Saved data entries:
'''

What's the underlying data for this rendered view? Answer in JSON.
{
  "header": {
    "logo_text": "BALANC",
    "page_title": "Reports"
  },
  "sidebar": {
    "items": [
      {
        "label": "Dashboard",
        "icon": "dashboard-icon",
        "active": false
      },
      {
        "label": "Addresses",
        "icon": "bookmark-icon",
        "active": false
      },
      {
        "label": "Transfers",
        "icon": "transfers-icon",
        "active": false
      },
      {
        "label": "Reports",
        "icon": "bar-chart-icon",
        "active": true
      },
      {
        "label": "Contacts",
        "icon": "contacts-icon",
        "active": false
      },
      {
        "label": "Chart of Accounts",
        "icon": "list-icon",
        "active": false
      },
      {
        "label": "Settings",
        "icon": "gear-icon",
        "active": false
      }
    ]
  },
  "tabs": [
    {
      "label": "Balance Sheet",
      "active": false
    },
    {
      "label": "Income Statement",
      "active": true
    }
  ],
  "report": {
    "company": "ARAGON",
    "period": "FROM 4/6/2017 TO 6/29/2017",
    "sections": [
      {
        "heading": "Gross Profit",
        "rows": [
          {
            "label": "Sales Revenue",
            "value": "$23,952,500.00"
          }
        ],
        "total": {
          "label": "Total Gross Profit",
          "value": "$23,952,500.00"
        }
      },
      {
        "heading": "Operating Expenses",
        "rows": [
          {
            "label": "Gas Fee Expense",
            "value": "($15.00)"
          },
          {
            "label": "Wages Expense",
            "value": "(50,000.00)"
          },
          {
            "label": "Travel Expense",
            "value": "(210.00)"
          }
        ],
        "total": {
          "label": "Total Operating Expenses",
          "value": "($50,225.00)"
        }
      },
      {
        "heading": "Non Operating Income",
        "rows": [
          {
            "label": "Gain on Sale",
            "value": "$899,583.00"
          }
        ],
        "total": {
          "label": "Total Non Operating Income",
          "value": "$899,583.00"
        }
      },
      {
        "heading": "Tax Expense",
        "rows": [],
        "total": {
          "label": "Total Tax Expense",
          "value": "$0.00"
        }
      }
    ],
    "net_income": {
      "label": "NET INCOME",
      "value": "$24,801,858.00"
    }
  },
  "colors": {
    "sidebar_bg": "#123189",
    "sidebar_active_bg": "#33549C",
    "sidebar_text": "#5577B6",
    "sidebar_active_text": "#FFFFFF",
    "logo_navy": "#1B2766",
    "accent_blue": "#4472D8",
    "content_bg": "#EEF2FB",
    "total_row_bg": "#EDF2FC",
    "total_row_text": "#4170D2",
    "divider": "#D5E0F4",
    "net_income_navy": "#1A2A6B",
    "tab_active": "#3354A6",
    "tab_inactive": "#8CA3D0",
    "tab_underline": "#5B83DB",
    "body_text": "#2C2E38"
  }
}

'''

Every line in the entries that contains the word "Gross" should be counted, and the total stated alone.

*Answer to this exercise*
2